    Sounds like your Yorkie is itchy!  It may or may not be related to the grooming session: my guess is that it is likely not. Dogs itch for a number of reasons, including seasonal allergies, bacteria or yeast infections or parasites such as microscopic mites or fleas. Feet chewing is often a sign of seasonal allergies, and many dogs (and people) have a tough time with allergies this time of year.  My best recommendation is to have your fur kid checked by your local veterinarian to determine the cause of the itching and the best course of treatment.

  • Sarah wooten

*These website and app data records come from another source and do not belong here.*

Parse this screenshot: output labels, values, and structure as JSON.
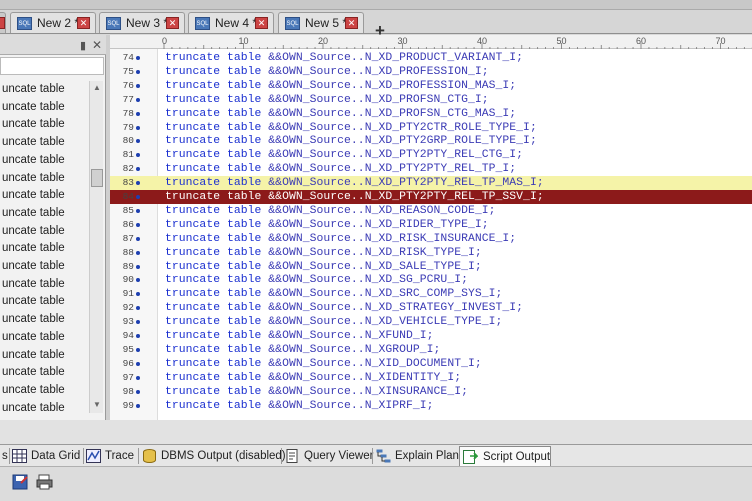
{
  "tabs": [
    {
      "label": "New 2 *"
    },
    {
      "label": "New 3 *"
    },
    {
      "label": "New 4 *"
    },
    {
      "label": "New 5 *"
    }
  ],
  "tab_icon_text": "SQL",
  "add_tab_label": "+",
  "left_panel": {
    "items": [
      "uncate table",
      "uncate table",
      "uncate table",
      "uncate table",
      "uncate table",
      "uncate table",
      "uncate table",
      "uncate table",
      "uncate table",
      "uncate table",
      "uncate table",
      "uncate table",
      "uncate table",
      "uncate table",
      "uncate table",
      "uncate table",
      "uncate table",
      "uncate table",
      "uncate table"
    ]
  },
  "ruler": {
    "ticks": [
      "0",
      "10",
      "20",
      "30",
      "40",
      "50",
      "60",
      "70"
    ]
  },
  "editor": {
    "lines": [
      {
        "n": "74",
        "kw": "truncate table",
        "rest": " &&OWN_Source..N_XD_PRODUCT_VARIANT_I;",
        "hl": ""
      },
      {
        "n": "75",
        "kw": "truncate table",
        "rest": " &&OWN_Source..N_XD_PROFESSION_I;",
        "hl": ""
      },
      {
        "n": "76",
        "kw": "truncate table",
        "rest": " &&OWN_Source..N_XD_PROFESSION_MAS_I;",
        "hl": ""
      },
      {
        "n": "77",
        "kw": "truncate table",
        "rest": " &&OWN_Source..N_XD_PROFSN_CTG_I;",
        "hl": ""
      },
      {
        "n": "78",
        "kw": "truncate table",
        "rest": " &&OWN_Source..N_XD_PROFSN_CTG_MAS_I;",
        "hl": ""
      },
      {
        "n": "79",
        "kw": "truncate table",
        "rest": " &&OWN_Source..N_XD_PTY2CTR_ROLE_TYPE_I;",
        "hl": ""
      },
      {
        "n": "80",
        "kw": "truncate table",
        "rest": " &&OWN_Source..N_XD_PTY2GRP_ROLE_TYPE_I;",
        "hl": ""
      },
      {
        "n": "81",
        "kw": "truncate table",
        "rest": " &&OWN_Source..N_XD_PTY2PTY_REL_CTG_I;",
        "hl": ""
      },
      {
        "n": "82",
        "kw": "truncate table",
        "rest": " &&OWN_Source..N_XD_PTY2PTY_REL_TP_I;",
        "hl": ""
      },
      {
        "n": "83",
        "kw": "truncate table",
        "rest": " &&OWN_Source..N_XD_PTY2PTY_REL_TP_MAS_I;",
        "hl": "yellow"
      },
      {
        "n": "84",
        "kw": "truncate table",
        "rest": " &&OWN_Source..N_XD_PTY2PTY_REL_TP_SSV_I;",
        "hl": "red"
      },
      {
        "n": "85",
        "kw": "truncate table",
        "rest": " &&OWN_Source..N_XD_REASON_CODE_I;",
        "hl": ""
      },
      {
        "n": "86",
        "kw": "truncate table",
        "rest": " &&OWN_Source..N_XD_RIDER_TYPE_I;",
        "hl": ""
      },
      {
        "n": "87",
        "kw": "truncate table",
        "rest": " &&OWN_Source..N_XD_RISK_INSURANCE_I;",
        "hl": ""
      },
      {
        "n": "88",
        "kw": "truncate table",
        "rest": " &&OWN_Source..N_XD_RISK_TYPE_I;",
        "hl": ""
      },
      {
        "n": "89",
        "kw": "truncate table",
        "rest": " &&OWN_Source..N_XD_SALE_TYPE_I;",
        "hl": ""
      },
      {
        "n": "90",
        "kw": "truncate table",
        "rest": " &&OWN_Source..N_XD_SG_PCRU_I;",
        "hl": ""
      },
      {
        "n": "91",
        "kw": "truncate table",
        "rest": " &&OWN_Source..N_XD_SRC_COMP_SYS_I;",
        "hl": ""
      },
      {
        "n": "92",
        "kw": "truncate table",
        "rest": " &&OWN_Source..N_XD_STRATEGY_INVEST_I;",
        "hl": ""
      },
      {
        "n": "93",
        "kw": "truncate table",
        "rest": " &&OWN_Source..N_XD_VEHICLE_TYPE_I;",
        "hl": ""
      },
      {
        "n": "94",
        "kw": "truncate table",
        "rest": " &&OWN_Source..N_XFUND_I;",
        "hl": ""
      },
      {
        "n": "95",
        "kw": "truncate table",
        "rest": " &&OWN_Source..N_XGROUP_I;",
        "hl": ""
      },
      {
        "n": "96",
        "kw": "truncate table",
        "rest": " &&OWN_Source..N_XID_DOCUMENT_I;",
        "hl": ""
      },
      {
        "n": "97",
        "kw": "truncate table",
        "rest": " &&OWN_Source..N_XIDENTITY_I;",
        "hl": ""
      },
      {
        "n": "98",
        "kw": "truncate table",
        "rest": " &&OWN_Source..N_XINSURANCE_I;",
        "hl": ""
      },
      {
        "n": "99",
        "kw": "truncate table",
        "rest": " &&OWN_Source..N_XIPRF_I;",
        "hl": ""
      }
    ]
  },
  "bottom_tabs": [
    {
      "label": "s",
      "icon": "partial-icon"
    },
    {
      "label": "Data Grid",
      "icon": "grid-icon"
    },
    {
      "label": "Trace",
      "icon": "trace-icon"
    },
    {
      "label": "DBMS Output (disabled)",
      "icon": "dbms-output-icon"
    },
    {
      "label": "Query Viewer",
      "icon": "query-viewer-icon"
    },
    {
      "label": "Explain Plan",
      "icon": "explain-plan-icon"
    },
    {
      "label": "Script Output",
      "icon": "script-output-icon"
    }
  ],
  "colors": {
    "keyword": "#1a2fd0",
    "current_line_highlight": "#8c1a1a",
    "secondary_highlight": "#f5f3a8"
  }
}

    6/27/2014 9:19:01 AM |

    Hi Gail:

    Some cats like to lick or suckle on people and clothes. They often purr and, at the same time, knead with their paws, as though they’re nursing. Some cats even drool profusely as you pet them. If your cat does any of these things, you may find yourself wondering if these peculiar behaviors are normal. Many cats develop these oral habits. They’re comforting and reassuring—somewhat like thumb sucking is to a child—so it may be hard to discourage your cat from engaging in them.

    There are many reasons why cats suckle or lick people excessively. Some experts believe that cats who do these things may have been orphaned or weaned too early. Suckling and licking can also occur in response to stress, anxiety, illness or just plain boredom. For some cats, these habits simply serve as comfort behaviors to enjoy during periods of relaxation.

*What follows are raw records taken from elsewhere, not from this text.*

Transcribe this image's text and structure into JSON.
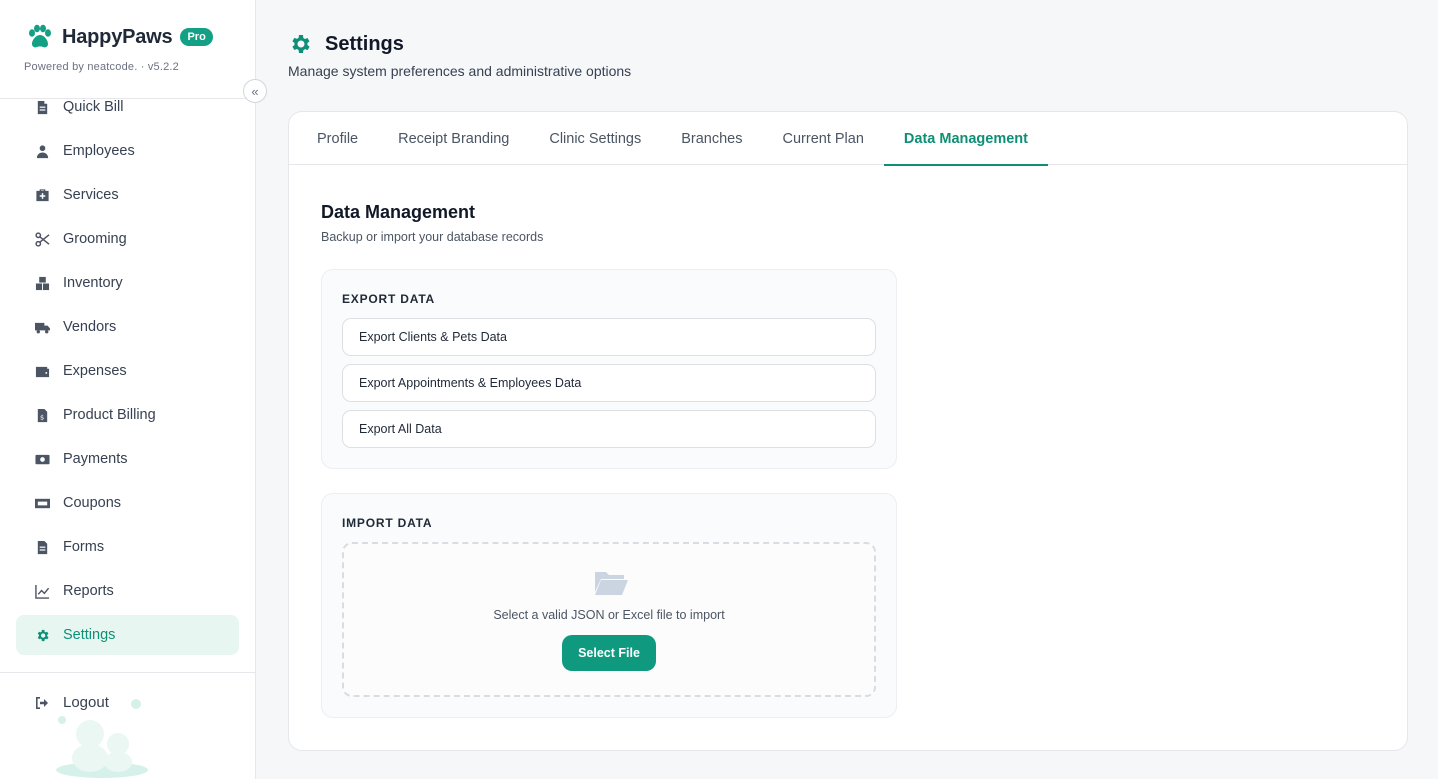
{
  "sidebar": {
    "brand_name": "HappyPaws",
    "badge": "Pro",
    "powered_by": "Powered by neatcode. · v5.2.2",
    "items": [
      {
        "label": "Quick Bill",
        "icon": "document-icon"
      },
      {
        "label": "Employees",
        "icon": "user-icon"
      },
      {
        "label": "Services",
        "icon": "medical-kit-icon"
      },
      {
        "label": "Grooming",
        "icon": "scissors-icon"
      },
      {
        "label": "Inventory",
        "icon": "boxes-icon"
      },
      {
        "label": "Vendors",
        "icon": "truck-icon"
      },
      {
        "label": "Expenses",
        "icon": "wallet-icon"
      },
      {
        "label": "Product Billing",
        "icon": "invoice-icon"
      },
      {
        "label": "Payments",
        "icon": "money-icon"
      },
      {
        "label": "Coupons",
        "icon": "ticket-icon"
      },
      {
        "label": "Forms",
        "icon": "form-icon"
      },
      {
        "label": "Reports",
        "icon": "chart-line-icon"
      },
      {
        "label": "Settings",
        "icon": "gear-icon",
        "active": true
      }
    ],
    "logout": "Logout"
  },
  "page": {
    "title": "Settings",
    "subtitle": "Manage system preferences and administrative options"
  },
  "tabs": [
    {
      "label": "Profile"
    },
    {
      "label": "Receipt Branding"
    },
    {
      "label": "Clinic Settings"
    },
    {
      "label": "Branches"
    },
    {
      "label": "Current Plan"
    },
    {
      "label": "Data Management",
      "active": true
    }
  ],
  "data_management": {
    "title": "Data Management",
    "subtitle": "Backup or import your database records",
    "export": {
      "label": "EXPORT DATA",
      "buttons": [
        "Export Clients & Pets Data",
        "Export Appointments & Employees Data",
        "Export All Data"
      ]
    },
    "import": {
      "label": "IMPORT DATA",
      "hint": "Select a valid JSON or Excel file to import",
      "button": "Select File"
    }
  },
  "colors": {
    "accent": "#0f8f76",
    "accent_button": "#0f9a80",
    "active_bg": "#e8f6f2"
  }
}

    If you have an older cat who has recently started suckling or licking you, you should have him examined by a veterinarian.

    In dogs, licking can play a role in the getting something they want, as when pups lick their mothers as a precursor to feeding or when lower-ranking pack members lick their superiors in the hopes of an invitation to dine on communal prey. Licking (and tasting) for dogs is like reaching out and touching something –– a sort of slobbery exploration. Also, canine attention-seeking behavior often incorporates the tongue. Or, licking may be a way of playing.

    If the behavior seems extreme, please talk to your vet or an animal behaviorist.

  • Rebecca Forrest

    7/15/2014 12:07:55 AM |

    I didn’t realize that cat meowing could be a sign of a medical condition—other than the cat possibly expressing discomfort. Thanks for the info!

  • Fur Everywhere

    7/15/2014 6:43:34 AM |

    Great post!  I'll tweet this.

    It is interesting how different meows mean different things.  When Jewel's hungry, she has a very demanding sounding meow.  But when she's saying "hi" it sounds different.  

    It's really sweet to read about the kitty kisses.  Now I feel very honored as I've had kitties at the shelter give me kisses.  Very sweet babies! Smile

  • Karen Serafin

    11/16/2015 2:13:08 PM |

    How long should
    I expect my mother cat to correct her boy,who is now seven months.She hisses,spits,swats,growls at him if he wants to play with her or get physically close to her.
    Other than play,they are Ok Together.Both have been fixed.
    Persian kids.

Add comment